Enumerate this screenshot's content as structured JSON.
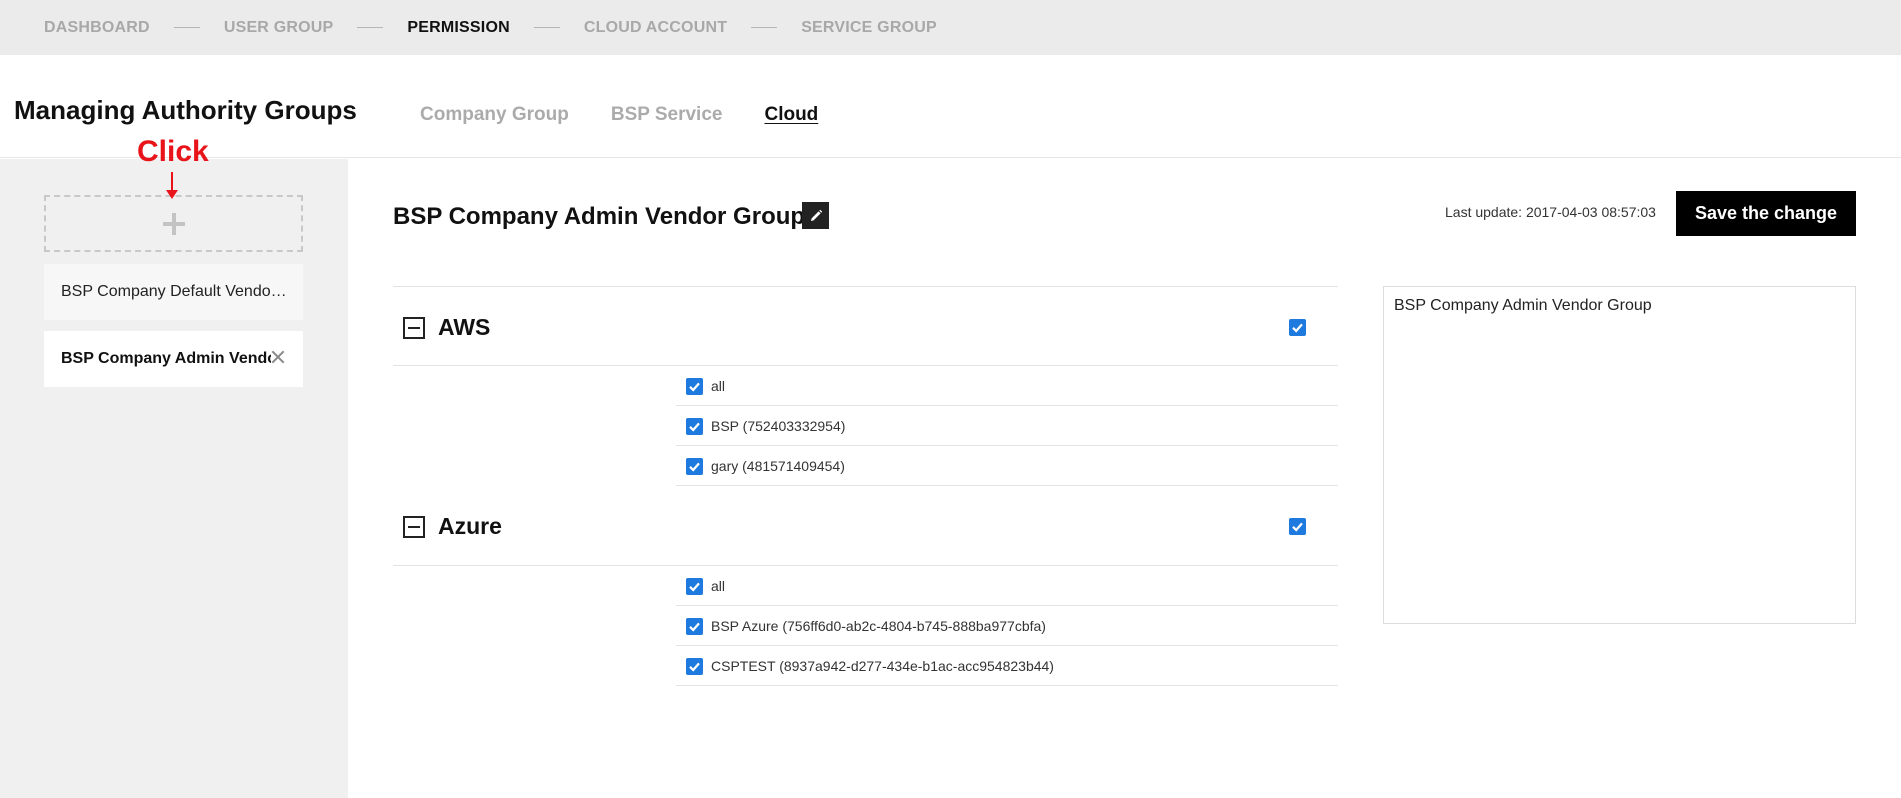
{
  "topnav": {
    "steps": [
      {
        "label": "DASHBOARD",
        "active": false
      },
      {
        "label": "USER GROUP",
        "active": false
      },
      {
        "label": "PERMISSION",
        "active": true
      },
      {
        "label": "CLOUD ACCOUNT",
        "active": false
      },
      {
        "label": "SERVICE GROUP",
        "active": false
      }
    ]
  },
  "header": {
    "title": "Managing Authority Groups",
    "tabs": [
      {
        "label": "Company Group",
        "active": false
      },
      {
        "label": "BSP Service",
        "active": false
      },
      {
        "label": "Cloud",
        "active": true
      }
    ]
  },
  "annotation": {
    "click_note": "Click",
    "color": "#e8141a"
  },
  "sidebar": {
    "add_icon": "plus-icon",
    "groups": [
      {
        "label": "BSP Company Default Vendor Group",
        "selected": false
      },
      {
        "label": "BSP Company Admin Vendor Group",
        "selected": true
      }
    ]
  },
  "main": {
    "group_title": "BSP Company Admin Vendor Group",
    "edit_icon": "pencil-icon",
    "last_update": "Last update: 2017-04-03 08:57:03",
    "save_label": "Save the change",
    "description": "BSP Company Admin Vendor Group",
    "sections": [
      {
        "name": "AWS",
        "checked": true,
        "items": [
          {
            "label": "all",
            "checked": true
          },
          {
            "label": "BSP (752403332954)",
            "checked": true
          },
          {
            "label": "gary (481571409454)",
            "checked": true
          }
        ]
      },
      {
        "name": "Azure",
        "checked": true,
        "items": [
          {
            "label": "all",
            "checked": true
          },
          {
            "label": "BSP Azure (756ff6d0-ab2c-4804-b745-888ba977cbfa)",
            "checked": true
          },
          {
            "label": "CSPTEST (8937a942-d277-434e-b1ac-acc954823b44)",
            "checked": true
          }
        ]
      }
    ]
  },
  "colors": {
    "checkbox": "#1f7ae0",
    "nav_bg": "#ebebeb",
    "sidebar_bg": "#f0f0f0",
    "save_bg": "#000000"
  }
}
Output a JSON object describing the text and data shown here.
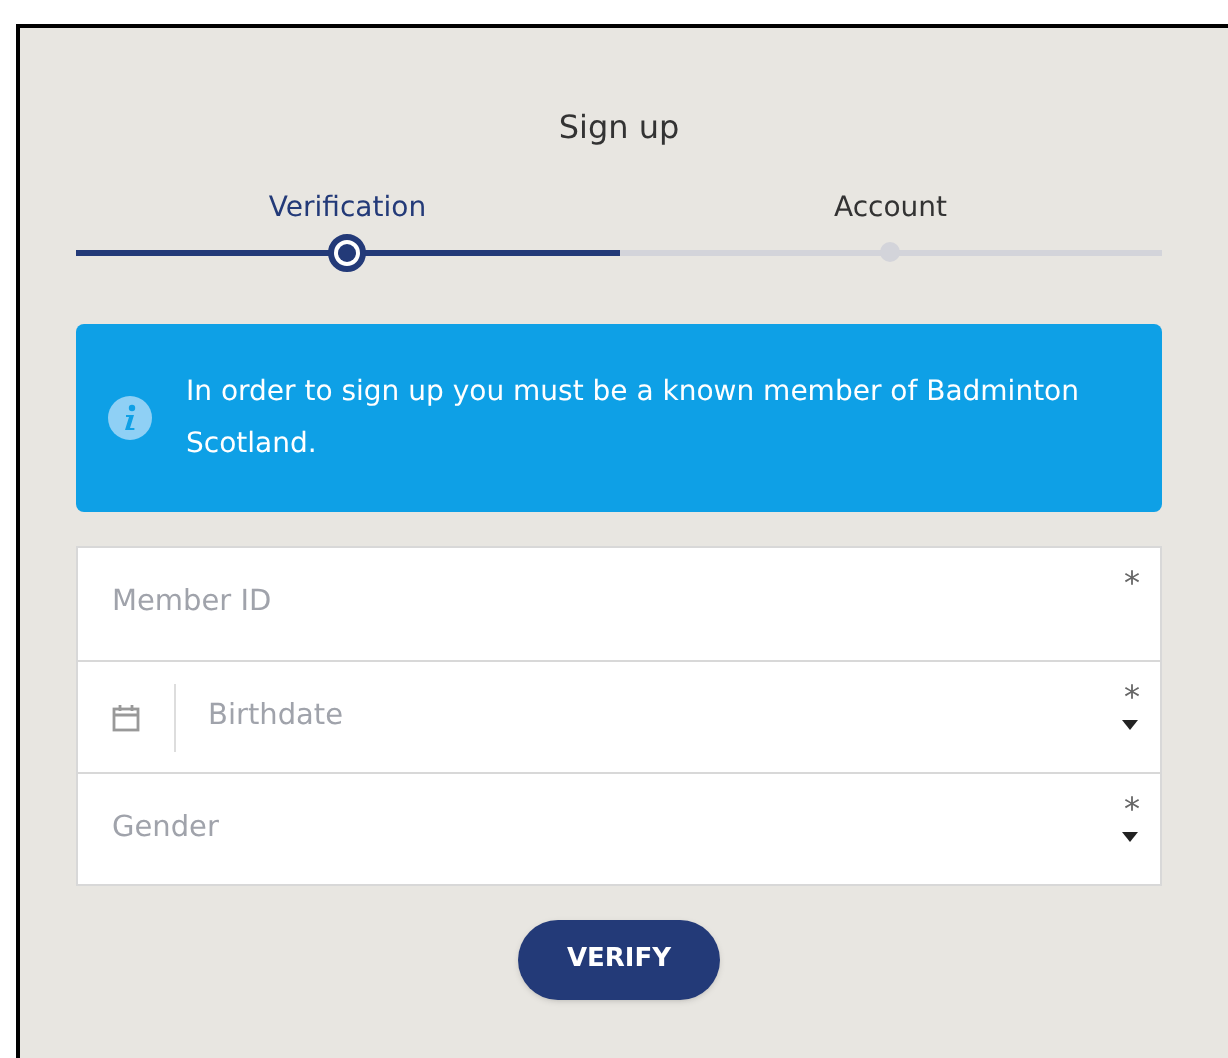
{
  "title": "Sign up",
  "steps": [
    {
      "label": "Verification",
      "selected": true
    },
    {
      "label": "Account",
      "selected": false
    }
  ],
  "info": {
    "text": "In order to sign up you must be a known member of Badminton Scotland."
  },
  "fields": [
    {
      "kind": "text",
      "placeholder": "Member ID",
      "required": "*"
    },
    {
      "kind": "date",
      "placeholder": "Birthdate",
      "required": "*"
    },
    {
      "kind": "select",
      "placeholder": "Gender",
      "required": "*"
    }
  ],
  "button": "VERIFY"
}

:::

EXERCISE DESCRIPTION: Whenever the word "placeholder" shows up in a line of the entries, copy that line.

RESPONSE TO THIS TASK:
      "placeholder": "Member ID",
      "placeholder": "Birthdate",
      "placeholder": "Gender",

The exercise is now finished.